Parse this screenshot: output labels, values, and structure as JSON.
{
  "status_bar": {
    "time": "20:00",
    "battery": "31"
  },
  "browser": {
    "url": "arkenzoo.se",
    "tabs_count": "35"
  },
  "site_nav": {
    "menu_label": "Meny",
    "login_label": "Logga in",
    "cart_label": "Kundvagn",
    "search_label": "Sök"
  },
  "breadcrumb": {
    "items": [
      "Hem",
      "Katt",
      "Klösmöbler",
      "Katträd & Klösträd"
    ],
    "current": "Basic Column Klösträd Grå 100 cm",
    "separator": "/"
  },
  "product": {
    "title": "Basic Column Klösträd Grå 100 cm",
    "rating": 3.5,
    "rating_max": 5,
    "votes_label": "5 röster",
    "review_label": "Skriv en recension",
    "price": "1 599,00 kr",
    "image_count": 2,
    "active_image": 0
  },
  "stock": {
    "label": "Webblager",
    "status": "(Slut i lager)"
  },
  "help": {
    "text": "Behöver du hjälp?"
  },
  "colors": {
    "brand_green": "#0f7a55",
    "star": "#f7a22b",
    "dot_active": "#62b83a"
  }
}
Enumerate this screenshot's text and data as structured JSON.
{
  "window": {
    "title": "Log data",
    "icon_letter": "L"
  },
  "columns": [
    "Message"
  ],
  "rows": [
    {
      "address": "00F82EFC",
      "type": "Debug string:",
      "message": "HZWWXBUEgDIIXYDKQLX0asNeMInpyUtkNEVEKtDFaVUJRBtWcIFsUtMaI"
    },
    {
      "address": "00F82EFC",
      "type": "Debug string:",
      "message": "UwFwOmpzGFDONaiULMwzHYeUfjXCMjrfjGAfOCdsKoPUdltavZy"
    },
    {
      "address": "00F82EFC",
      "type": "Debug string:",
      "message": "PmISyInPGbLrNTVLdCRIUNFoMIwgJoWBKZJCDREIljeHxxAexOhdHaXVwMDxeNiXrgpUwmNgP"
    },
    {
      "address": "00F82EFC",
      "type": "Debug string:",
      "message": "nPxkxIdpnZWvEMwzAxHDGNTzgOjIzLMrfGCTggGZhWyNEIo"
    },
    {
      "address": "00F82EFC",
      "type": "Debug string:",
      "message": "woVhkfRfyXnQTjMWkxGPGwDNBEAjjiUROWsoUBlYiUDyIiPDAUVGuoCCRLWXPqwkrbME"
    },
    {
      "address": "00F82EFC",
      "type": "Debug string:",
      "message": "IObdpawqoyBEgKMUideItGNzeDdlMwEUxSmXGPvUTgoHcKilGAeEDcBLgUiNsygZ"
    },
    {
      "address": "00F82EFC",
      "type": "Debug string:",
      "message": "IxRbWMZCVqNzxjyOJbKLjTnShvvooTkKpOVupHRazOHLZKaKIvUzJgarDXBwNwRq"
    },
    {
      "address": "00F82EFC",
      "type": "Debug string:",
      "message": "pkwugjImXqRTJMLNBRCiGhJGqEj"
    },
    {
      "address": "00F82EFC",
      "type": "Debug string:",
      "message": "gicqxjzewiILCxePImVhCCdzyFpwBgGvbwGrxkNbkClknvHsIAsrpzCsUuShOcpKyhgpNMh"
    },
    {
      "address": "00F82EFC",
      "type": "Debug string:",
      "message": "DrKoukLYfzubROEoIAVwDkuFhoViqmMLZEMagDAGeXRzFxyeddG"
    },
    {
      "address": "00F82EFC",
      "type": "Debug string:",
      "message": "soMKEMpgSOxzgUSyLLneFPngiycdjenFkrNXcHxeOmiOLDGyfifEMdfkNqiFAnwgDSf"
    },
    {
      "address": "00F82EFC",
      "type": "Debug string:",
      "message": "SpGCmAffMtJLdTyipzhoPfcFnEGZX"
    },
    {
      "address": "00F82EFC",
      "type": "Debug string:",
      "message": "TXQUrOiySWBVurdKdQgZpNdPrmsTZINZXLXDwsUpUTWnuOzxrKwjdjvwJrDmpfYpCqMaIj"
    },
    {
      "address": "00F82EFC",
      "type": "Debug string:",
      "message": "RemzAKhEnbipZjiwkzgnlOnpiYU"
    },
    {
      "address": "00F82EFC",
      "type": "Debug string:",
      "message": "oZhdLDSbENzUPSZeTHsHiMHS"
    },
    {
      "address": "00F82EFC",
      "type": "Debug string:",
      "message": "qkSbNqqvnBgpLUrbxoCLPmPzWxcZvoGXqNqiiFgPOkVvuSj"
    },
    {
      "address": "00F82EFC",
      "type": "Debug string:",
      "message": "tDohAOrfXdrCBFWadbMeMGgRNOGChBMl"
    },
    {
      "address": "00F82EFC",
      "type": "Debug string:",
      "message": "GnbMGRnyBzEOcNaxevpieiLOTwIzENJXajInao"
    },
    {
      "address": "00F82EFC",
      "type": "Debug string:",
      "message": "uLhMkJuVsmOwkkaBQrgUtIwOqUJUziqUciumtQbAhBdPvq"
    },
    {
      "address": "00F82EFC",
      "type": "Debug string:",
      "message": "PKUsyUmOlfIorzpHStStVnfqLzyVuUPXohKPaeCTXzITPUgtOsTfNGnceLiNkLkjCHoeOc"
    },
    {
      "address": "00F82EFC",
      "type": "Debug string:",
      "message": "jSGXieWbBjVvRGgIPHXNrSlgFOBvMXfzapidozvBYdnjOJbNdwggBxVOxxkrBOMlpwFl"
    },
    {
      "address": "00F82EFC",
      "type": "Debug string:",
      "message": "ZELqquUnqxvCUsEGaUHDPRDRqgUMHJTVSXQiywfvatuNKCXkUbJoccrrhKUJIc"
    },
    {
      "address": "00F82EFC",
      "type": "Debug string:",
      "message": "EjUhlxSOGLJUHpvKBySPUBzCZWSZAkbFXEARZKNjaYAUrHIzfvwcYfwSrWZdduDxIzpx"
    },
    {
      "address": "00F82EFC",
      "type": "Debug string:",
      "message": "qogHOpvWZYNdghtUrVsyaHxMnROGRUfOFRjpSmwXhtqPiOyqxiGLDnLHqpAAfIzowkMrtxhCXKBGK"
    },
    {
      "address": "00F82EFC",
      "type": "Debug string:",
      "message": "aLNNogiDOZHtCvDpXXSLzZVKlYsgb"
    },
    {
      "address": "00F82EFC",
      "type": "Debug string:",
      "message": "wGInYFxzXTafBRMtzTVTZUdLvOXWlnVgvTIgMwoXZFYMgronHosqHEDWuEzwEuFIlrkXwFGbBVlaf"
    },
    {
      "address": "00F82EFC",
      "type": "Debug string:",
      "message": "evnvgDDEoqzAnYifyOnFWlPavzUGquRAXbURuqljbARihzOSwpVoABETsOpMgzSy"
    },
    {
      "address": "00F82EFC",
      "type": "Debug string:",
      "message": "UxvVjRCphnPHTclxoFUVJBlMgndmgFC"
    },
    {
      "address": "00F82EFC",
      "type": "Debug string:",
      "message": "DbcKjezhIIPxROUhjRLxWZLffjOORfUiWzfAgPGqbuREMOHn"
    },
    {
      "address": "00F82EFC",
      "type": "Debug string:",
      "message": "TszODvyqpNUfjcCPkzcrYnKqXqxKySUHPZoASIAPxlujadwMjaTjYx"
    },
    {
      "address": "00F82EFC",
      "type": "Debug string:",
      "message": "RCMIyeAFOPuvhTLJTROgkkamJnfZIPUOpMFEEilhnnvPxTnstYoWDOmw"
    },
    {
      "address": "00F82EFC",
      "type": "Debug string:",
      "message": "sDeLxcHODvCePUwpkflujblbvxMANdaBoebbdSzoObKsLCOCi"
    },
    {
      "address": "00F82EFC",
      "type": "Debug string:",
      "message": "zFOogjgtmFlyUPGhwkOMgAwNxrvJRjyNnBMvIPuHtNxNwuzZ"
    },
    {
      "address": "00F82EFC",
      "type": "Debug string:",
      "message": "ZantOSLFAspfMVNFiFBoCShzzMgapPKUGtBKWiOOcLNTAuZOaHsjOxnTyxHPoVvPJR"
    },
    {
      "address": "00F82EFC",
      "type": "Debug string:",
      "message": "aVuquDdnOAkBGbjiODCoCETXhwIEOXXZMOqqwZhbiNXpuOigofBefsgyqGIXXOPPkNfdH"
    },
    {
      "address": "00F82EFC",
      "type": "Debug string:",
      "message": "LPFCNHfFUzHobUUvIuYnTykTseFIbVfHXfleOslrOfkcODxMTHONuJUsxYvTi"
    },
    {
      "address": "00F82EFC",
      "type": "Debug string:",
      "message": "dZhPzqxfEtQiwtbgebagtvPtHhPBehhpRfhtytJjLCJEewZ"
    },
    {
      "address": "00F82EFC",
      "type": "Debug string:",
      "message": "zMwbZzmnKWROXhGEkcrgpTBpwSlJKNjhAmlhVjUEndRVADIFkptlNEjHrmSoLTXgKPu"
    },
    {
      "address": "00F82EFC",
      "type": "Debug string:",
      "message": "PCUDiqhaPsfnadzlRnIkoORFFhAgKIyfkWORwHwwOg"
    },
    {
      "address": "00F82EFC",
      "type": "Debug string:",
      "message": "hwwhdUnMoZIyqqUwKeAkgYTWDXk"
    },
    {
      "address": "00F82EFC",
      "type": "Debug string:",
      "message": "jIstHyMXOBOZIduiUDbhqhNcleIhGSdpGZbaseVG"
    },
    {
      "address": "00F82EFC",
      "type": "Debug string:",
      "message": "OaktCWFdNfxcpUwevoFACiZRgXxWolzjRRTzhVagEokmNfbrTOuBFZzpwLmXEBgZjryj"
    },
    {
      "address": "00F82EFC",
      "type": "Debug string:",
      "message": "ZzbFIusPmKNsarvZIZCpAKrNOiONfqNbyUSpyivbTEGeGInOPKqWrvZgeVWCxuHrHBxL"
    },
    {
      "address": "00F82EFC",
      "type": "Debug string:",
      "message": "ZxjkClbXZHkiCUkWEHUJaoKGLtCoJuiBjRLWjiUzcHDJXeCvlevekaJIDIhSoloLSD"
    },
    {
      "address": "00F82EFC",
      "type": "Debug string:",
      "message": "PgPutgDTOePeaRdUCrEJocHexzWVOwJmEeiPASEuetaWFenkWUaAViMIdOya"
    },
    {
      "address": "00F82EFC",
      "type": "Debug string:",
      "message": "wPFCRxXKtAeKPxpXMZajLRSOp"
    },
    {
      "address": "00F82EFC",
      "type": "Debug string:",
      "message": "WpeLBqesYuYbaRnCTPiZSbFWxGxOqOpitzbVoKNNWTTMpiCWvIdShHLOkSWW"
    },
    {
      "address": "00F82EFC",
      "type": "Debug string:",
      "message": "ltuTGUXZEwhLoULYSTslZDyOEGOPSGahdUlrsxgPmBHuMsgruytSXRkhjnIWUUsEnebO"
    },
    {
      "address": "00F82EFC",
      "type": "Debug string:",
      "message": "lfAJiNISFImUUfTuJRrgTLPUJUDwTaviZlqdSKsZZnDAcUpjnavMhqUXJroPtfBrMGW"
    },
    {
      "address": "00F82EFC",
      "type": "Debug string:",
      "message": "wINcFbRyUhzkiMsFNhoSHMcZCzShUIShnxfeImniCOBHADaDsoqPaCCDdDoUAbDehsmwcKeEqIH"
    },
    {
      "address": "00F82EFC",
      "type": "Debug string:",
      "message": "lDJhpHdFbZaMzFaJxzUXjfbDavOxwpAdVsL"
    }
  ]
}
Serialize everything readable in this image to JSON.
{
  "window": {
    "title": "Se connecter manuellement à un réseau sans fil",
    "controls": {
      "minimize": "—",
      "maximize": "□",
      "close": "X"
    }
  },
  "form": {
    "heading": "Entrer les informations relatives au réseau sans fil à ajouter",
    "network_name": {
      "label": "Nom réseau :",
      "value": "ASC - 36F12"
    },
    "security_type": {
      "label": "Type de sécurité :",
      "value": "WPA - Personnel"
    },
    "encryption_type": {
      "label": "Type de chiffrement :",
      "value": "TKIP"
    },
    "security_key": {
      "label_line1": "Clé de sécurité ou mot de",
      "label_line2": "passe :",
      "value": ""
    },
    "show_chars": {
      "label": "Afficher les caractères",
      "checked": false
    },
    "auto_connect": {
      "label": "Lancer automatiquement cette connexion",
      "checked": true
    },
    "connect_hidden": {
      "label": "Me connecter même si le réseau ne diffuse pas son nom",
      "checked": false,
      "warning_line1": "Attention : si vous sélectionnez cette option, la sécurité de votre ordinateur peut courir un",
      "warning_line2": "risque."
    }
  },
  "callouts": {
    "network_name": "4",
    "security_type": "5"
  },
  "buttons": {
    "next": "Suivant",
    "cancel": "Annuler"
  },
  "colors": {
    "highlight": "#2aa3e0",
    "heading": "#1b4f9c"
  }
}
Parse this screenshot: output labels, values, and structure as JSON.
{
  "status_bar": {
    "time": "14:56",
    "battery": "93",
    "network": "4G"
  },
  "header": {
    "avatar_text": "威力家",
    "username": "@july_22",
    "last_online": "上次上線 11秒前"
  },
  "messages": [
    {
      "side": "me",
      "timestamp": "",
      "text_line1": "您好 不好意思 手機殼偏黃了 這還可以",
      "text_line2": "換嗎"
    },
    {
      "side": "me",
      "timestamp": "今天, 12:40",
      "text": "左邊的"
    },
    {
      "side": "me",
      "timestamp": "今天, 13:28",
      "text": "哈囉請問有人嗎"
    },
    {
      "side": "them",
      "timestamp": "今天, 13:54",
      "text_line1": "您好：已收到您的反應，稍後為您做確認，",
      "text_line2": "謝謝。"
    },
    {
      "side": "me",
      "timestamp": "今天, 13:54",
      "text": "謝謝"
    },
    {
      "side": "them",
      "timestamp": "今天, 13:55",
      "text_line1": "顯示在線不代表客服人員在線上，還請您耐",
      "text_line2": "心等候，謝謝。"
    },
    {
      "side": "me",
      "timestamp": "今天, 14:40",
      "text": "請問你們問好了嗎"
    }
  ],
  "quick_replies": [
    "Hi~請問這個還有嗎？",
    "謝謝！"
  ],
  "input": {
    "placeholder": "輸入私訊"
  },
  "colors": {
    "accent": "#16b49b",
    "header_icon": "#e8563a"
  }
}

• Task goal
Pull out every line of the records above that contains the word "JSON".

• Answer box
Parse this screenshot: output labels, values, and structure as JSON.
Enumerate this screenshot's text and data as structured JSON.
Serialize everything readable in this image to JSON.
Parse this screenshot: output labels, values, and structure as JSON.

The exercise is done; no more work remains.